- What to do
Without the images, print all the entries below exactly as given.

BEGIN Data extracts

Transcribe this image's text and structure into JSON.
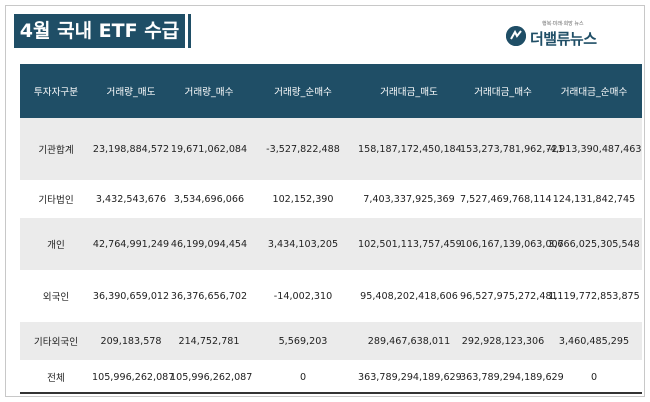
{
  "title": "4월 국내 ETF 수급",
  "logo": {
    "small_text": "행복·미래·희망 뉴스",
    "name": "더밸류뉴스",
    "icon": "value-news-logo-icon"
  },
  "colors": {
    "header_bg": "#1f4e66",
    "shade_row": "#ebebeb"
  },
  "table": {
    "headers": [
      "투자자구분",
      "거래량_매도",
      "거래량_매수",
      "거래량_순매수",
      "거래대금_매도",
      "거래대금_매수",
      "거래대금_순매수"
    ],
    "rows": [
      [
        "기관합계",
        "23,198,884,572",
        "19,671,062,084",
        "-3,527,822,488",
        "158,187,172,450,184",
        "153,273,781,962,721",
        "-4,913,390,487,463"
      ],
      [
        "기타법인",
        "3,432,543,676",
        "3,534,696,066",
        "102,152,390",
        "7,403,337,925,369",
        "7,527,469,768,114",
        "124,131,842,745"
      ],
      [
        "개인",
        "42,764,991,249",
        "46,199,094,454",
        "3,434,103,205",
        "102,501,113,757,459",
        "106,167,139,063,007",
        "3,666,025,305,548"
      ],
      [
        "외국인",
        "36,390,659,012",
        "36,376,656,702",
        "-14,002,310",
        "95,408,202,418,606",
        "96,527,975,272,481",
        "1,119,772,853,875"
      ],
      [
        "기타외국인",
        "209,183,578",
        "214,752,781",
        "5,569,203",
        "289,467,638,011",
        "292,928,123,306",
        "3,460,485,295"
      ],
      [
        "전체",
        "105,996,262,087",
        "105,996,262,087",
        "0",
        "363,789,294,189,629",
        "363,789,294,189,629",
        "0"
      ]
    ]
  }
}
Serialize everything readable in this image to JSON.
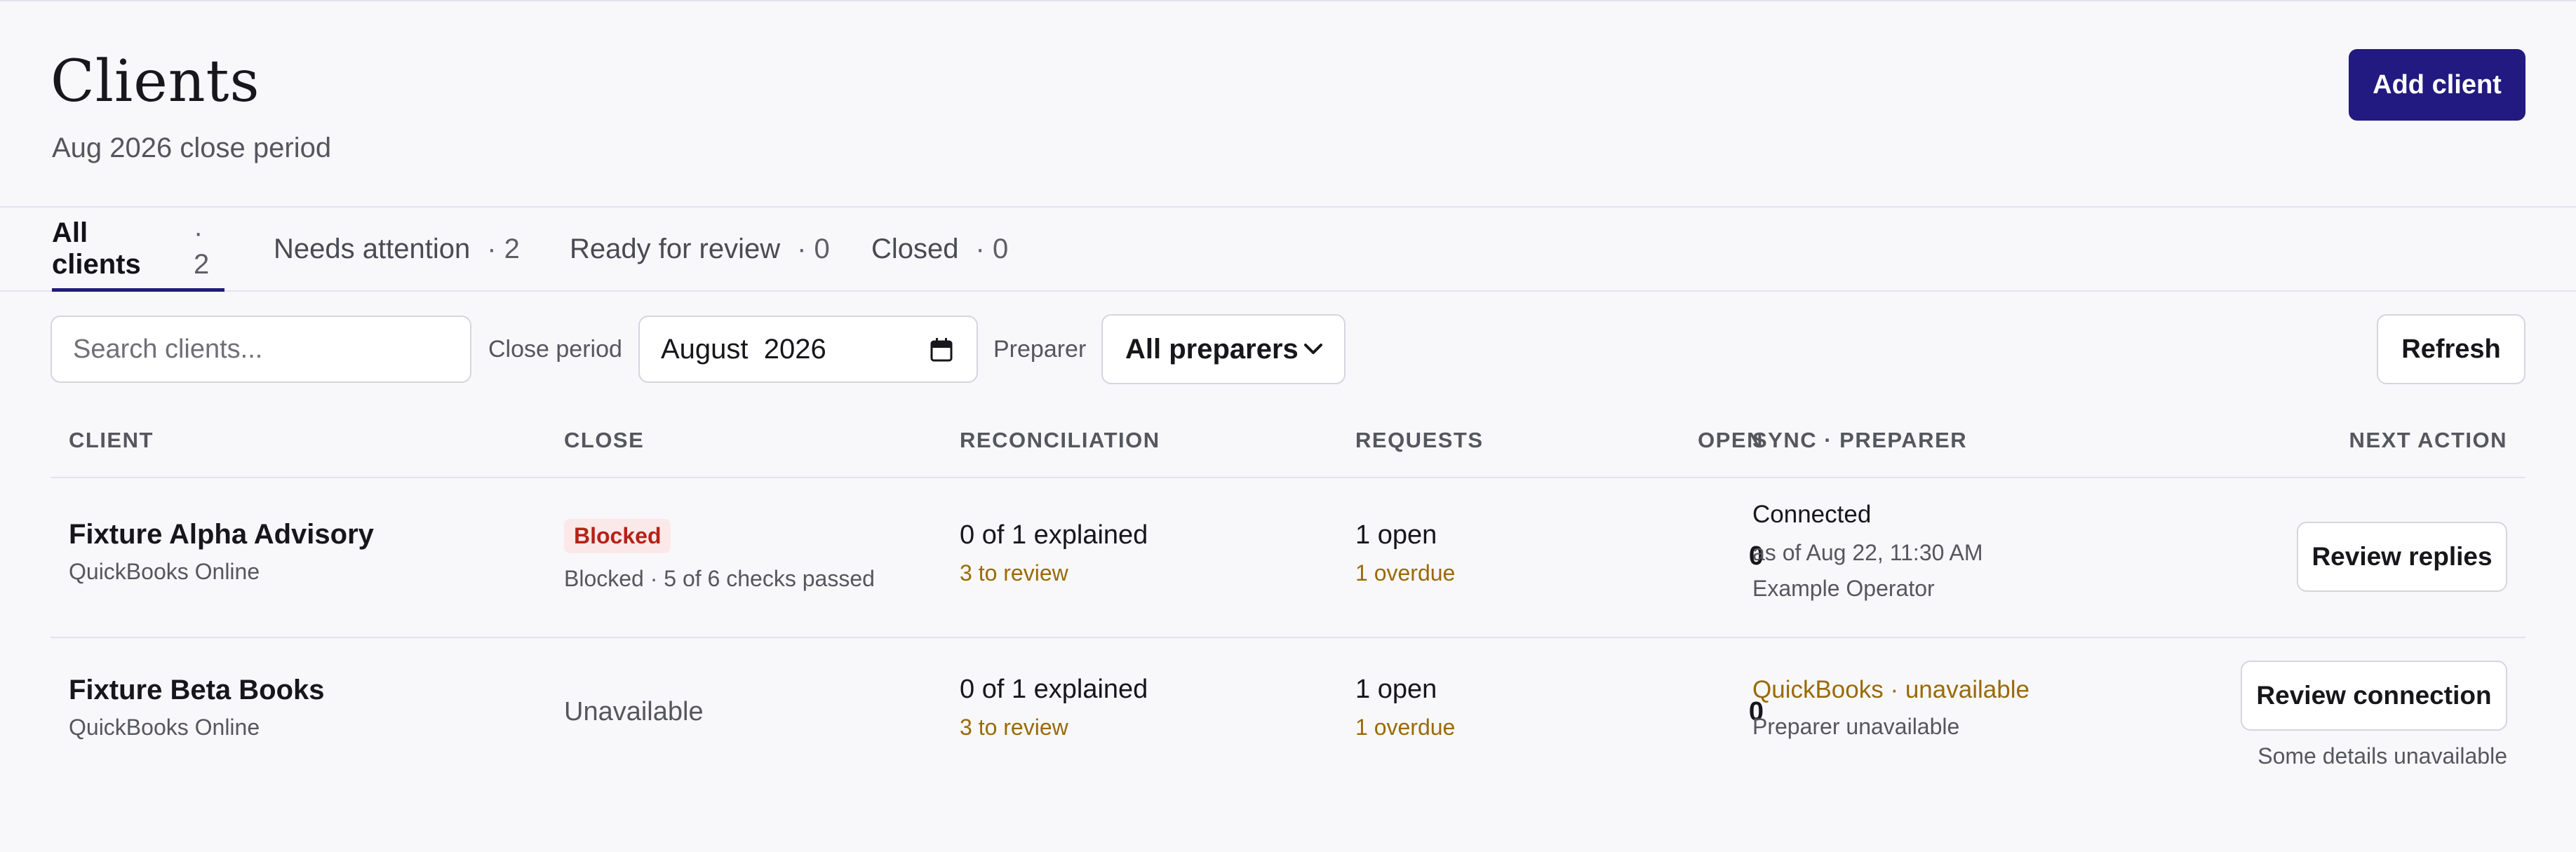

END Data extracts

- Answer box
Transcribe this image's text and structure into JSON.
{
  "title": "4월 국내 ETF 수급",
  "logo": {
    "small_text": "행복·미래·희망 뉴스",
    "name": "더밸류뉴스",
    "icon": "value-news-logo-icon"
  },
  "colors": {
    "header_bg": "#1f4e66",
    "shade_row": "#ebebeb"
  },
  "table": {
    "headers": [
      "투자자구분",
      "거래량_매도",
      "거래량_매수",
      "거래량_순매수",
      "거래대금_매도",
      "거래대금_매수",
      "거래대금_순매수"
    ],
    "rows": [
      [
        "기관합계",
        "23,198,884,572",
        "19,671,062,084",
        "-3,527,822,488",
        "158,187,172,450,184",
        "153,273,781,962,721",
        "-4,913,390,487,463"
      ],
      [
        "기타법인",
        "3,432,543,676",
        "3,534,696,066",
        "102,152,390",
        "7,403,337,925,369",
        "7,527,469,768,114",
        "124,131,842,745"
      ],
      [
        "개인",
        "42,764,991,249",
        "46,199,094,454",
        "3,434,103,205",
        "102,501,113,757,459",
        "106,167,139,063,007",
        "3,666,025,305,548"
      ],
      [
        "외국인",
        "36,390,659,012",
        "36,376,656,702",
        "-14,002,310",
        "95,408,202,418,606",
        "96,527,975,272,481",
        "1,119,772,853,875"
      ],
      [
        "기타외국인",
        "209,183,578",
        "214,752,781",
        "5,569,203",
        "289,467,638,011",
        "292,928,123,306",
        "3,460,485,295"
      ],
      [
        "전체",
        "105,996,262,087",
        "105,996,262,087",
        "0",
        "363,789,294,189,629",
        "363,789,294,189,629",
        "0"
      ]
    ]
  }
}
Serialize everything readable in this image to JSON.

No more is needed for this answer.